Bill divides the north
Hay River and Inuvik to be cut in half

Daniel MacIsaac
Northern News Services

NNSL (July 12/99) - The government's proposed electoral boundaries bill is not just dividing the territory's people, it's also dividing its towns.

Bill 15 was sparked by a March 5 Supreme Court ruling and proposes to add five seats to the 14-member legislature -- three to Yellowknife and one each to Hay River and Inuvik.

The issue has pitted Aboriginals against non-Aboriginals and the territory's urban centres against the smaller communities and rural ridings.

While most people appear resigned to the bill going forward and a series of public hearings that ended Wednesday were poorly attended, a number of novel suggestions did result.

MLA Jane Groenewegen attended the hearing in her home riding of Hay River on Tuesday night.

"I've said all along that I'm not pleased about taking another MLA into Hay River," she said, "but we're given no choice."

Groenewegen said dividing the riding is preferable to some of the other proposed solutions -- like not adding MLAs to the assembly, but rather, drastically redrawing the riding boundaries so that, as in one scenario, Hay River's Vale Island and its 500 residents would become part of the Deh Cho.

"There's no way I can support that idea," said Groenewegen. "That would be globbing a significant component of Hay River to a well-established one from Vale Island could ever get elected."

The proposed Bill 15 splits Hay River along existing enumeration lines and sees approximately 1,500 people in the north riding and 2,000 in the south.

Groenewegen called this "pretty reasonable," but said there's also been talk of having one large riding represented by two MLAs -- an idea that has also been discussed in both Inuvik and Yellowknife.

"Being the incumbent and having served the whole community on both sides of the border, it will be difficult telling people I'm not serving them anymore," she said, adding, "but with two MLAs serving the same riding you might also run into the problem where one of them is industrious and the other not -- and things could get kind of crazy."

Groenewegen said she also understood that if such a system were applied to Hay River, it would also have to work in Inuvik and Yellowknife.

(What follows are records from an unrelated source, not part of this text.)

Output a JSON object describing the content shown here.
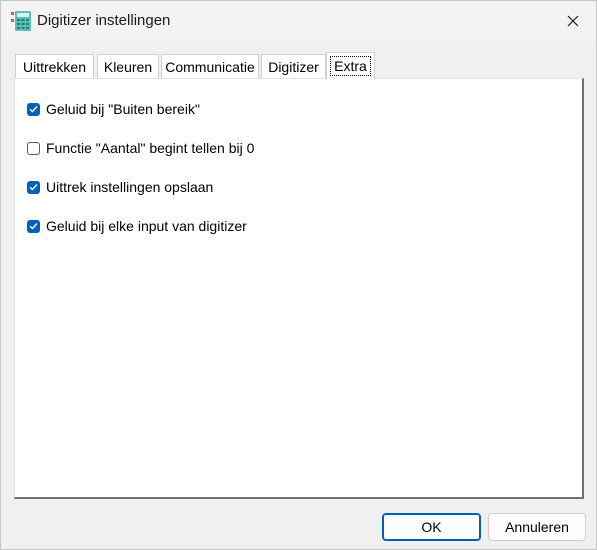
{
  "window": {
    "title": "Digitizer instellingen",
    "icon": "calculator-app-icon",
    "close_icon": "close-icon"
  },
  "tabs": [
    {
      "label": "Uittrekken",
      "active": false
    },
    {
      "label": "Kleuren",
      "active": false
    },
    {
      "label": "Communicatie",
      "active": false
    },
    {
      "label": "Digitizer",
      "active": false
    },
    {
      "label": "Extra",
      "active": true
    }
  ],
  "options": [
    {
      "label": "Geluid bij \"Buiten bereik\"",
      "checked": true
    },
    {
      "label": "Functie \"Aantal\" begint tellen bij 0",
      "checked": false
    },
    {
      "label": "Uittrek instellingen opslaan",
      "checked": true
    },
    {
      "label": "Geluid bij elke input van digitizer",
      "checked": true
    }
  ],
  "buttons": {
    "ok": "OK",
    "cancel": "Annuleren"
  },
  "colors": {
    "accent": "#005fb8",
    "panel": "#ffffff",
    "window": "#f0f0f0"
  }
}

But when the idea was raised in the capital, Bill 15 committee chairman Roy Erasmus confirmed he felt seven MLAs serving one riding would be too confusing.

Mayor Jack Rowe confirmed his opposition to adding more MLAs but said it appears the government is determined to go ahead with the bill.

"What they've done is potentially put a wedge between the Aboriginal leadership and public government," he said, "but whatever they're going to do, let's get on with it -- in the final analysis the people of the North will learn to live with whatever is adopted, but the only thing they can't live with is procrastination.

"If the government's made the wrong decision, the people will certainly express their concern at voting time."

Inuvik Mayor George Roach said the town council has discussed the impending division in detail -- and said the idea of just electing the top two candidates to serve the two new ridings was also popular there.

"We understand it's probably not possible," he said, "but that's town council's position and we wrote to Mr. Erasmus about it."

Roach said that, in general, he's of two minds about having two ridings and two MLAs in Inuvik.

"We don't want to divide our community -- it's very friendly and cohesive," he said, "but even though (Inuvik MLA Floyd Roland) Floyd is doing a hell of a job, and Jane (Groenewegen) too, two brains are better than one."

"I'm in favour of two MLAs, we just have to figure out how to do it."

Nihtat Gwich'in Chief James Firth first made it clear that as a member of the Western NWT Aboriginal Summit he opposed the court ruling. But he said that in principle he also backed the idea of two MLAs representing one whole riding, though he questioned whether Inuvik needs more than one MLA at all.

He said it is the geographically larger ridings of Mackenzie Delta or Nunakput that might benefit more from division.

"First, we wrote a letter asking to appeal the court ruling," he said, "and number two, I believe if the government is still thinking of adding seats up here, they should look at more than just population and also think of culture and geography.

"Nunakput is a good example -- because in Yellowknife you can jump in a car and travel to the other ridings, but there you have to get in a sled and travel for 10 days to hit all the communities."

Erasmus and the committee must present their recommendations on Bill 15 in the assembly on July 26.